The Macon County precincts of Smith Bridge and Flats met to organize and energize democratic and independent voters over breakfast on Saturday. Guest speakers included candidate for the 50th Senate District, John Snow, and John deVille, vice-president of the Macon County chapter of the North Carolina Association of Educators.
Senate hopeful John Snow discussed that he believes incumbent Jim Davis isn’t working for the people of Western North Carolina. Snow highlighted how he was an independent-minded advocate for WNC, while Davis was towing the party-line, whether it was to benefit WNC or not.
Snow ensured voters that if elected, he would provide dedicated constituent services, which is something he believes is too commonly overlooked by Sen. Davis.
According to Snow, Davis’ platform is surrounded around the assumption that under the Republican led General Assembly's budget, 2000 teacher jobs have been created or retained despite difficult financial times. Snow pointed out that the jobs Davis refereed could not be attributed to the GOP's budget, but instead are the result of President Obama's federal EduJobs money, which is set to run out.
While both speakers focused on the topic of education, deVille highlighted key points from a powerpoint presentation he gave at the educational forum held at Western Carolina University called 'Cuts Hurt.'
DeVille spoke out against the budget cuts not only as a North Carolina educator, but also as the vice-president of the Macon County chapter of the NCAE.
According to deVille, Western Carolina University experienced a $14.2 million reduction which resulted in scaling back some of the university’s programs of study and also forced a change in the university’s credit rating from stable to negative by Moody’s Investors Service. DeVille also explained that since 1984 the average cost of tuition in NC has gone up 400 percent as a share of median household income.

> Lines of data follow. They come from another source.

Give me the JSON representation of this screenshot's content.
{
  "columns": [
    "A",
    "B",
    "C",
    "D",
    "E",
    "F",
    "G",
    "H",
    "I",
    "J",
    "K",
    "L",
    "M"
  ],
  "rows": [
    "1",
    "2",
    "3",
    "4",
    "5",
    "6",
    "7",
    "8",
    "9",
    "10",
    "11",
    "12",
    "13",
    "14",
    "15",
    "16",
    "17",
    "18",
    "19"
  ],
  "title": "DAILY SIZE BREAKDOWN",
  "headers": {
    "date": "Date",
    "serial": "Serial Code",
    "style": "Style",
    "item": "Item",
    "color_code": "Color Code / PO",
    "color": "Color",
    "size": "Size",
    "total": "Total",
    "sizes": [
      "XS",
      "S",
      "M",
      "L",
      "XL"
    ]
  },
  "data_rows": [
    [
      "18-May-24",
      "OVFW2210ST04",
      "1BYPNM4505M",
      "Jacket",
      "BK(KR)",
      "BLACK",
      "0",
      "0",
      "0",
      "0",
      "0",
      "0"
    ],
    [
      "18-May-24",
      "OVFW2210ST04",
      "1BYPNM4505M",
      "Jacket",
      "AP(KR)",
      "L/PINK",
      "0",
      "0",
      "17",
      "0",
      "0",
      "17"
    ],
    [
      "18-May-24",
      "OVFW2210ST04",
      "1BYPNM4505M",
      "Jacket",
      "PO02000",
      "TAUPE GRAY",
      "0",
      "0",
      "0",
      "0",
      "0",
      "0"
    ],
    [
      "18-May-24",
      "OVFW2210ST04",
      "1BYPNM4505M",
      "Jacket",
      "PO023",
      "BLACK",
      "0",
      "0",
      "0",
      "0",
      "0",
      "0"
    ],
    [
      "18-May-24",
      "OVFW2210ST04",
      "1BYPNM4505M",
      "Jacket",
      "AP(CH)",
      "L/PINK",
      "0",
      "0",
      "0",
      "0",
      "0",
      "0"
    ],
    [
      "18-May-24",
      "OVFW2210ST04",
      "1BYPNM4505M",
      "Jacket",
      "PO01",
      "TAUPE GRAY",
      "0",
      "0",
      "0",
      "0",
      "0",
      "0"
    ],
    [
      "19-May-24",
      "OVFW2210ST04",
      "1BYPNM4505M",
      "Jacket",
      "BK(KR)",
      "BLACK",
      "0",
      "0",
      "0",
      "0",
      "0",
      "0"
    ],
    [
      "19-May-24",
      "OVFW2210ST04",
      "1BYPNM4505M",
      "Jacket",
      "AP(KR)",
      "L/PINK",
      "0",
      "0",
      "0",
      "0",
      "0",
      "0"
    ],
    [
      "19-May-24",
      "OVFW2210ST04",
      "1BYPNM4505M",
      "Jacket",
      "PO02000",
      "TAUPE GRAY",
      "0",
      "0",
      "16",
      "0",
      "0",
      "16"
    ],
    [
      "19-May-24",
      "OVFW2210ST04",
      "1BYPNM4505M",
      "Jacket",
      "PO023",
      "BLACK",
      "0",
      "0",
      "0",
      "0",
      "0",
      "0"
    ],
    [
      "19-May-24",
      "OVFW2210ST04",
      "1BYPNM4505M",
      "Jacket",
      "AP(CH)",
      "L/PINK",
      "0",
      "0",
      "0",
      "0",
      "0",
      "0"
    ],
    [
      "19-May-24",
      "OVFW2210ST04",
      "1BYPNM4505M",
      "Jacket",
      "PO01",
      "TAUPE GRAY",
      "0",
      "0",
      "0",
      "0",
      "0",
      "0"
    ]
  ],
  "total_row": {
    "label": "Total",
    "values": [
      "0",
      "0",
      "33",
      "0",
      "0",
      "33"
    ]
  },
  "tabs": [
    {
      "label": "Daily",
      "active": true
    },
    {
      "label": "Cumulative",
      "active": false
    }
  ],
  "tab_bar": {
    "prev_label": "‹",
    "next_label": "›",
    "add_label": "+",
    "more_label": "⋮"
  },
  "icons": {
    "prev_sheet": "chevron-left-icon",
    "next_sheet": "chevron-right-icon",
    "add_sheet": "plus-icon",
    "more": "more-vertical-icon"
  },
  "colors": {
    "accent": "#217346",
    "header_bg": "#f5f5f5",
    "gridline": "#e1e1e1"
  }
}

During deVille’s slideshow presentation he explained that the current General Assembly attempted to cut 12,500 teaching assistant jobs throughout the state but actually only cut 2,300 and also cut 1,700 K- 12 teacher positions. He also noted that 4,000 teachers and 3,000 teacher assistants were cut in the previous two years.
As an educator, one of deVille’s greatest concerns is not being able to honestly answer the questions asked of him by his students regarding reasons to work toward college readiness. “Every single junior in the state of North Carolina will have to take the ACT as a measure of college readiness,” noted deVille. “And I am thinking, college ready? I want to know are the colleges ready? When the General Assembly is proposing to increase class sizes, put caps on enrollment ... I am trying to figure out how I am supposed to sell that to a 16, 17 or 15-year-old kid in my classroom why he needs to prepare for the ACT when all he has to do is point to Cullowhee, point to Raleigh, point to Winston Salem and Greensboro and say, ‘They don’t really have a place for me, and if they do have a place for me, I can’t afford it. So why should I prepare and why should I study for the ACT Mr. deVille?’ Well, I don’t know why and I don't have a clever answer for that,” he concluded.
John deVille, vice-president of the Macon County chapter of the North Carolina Association of Educators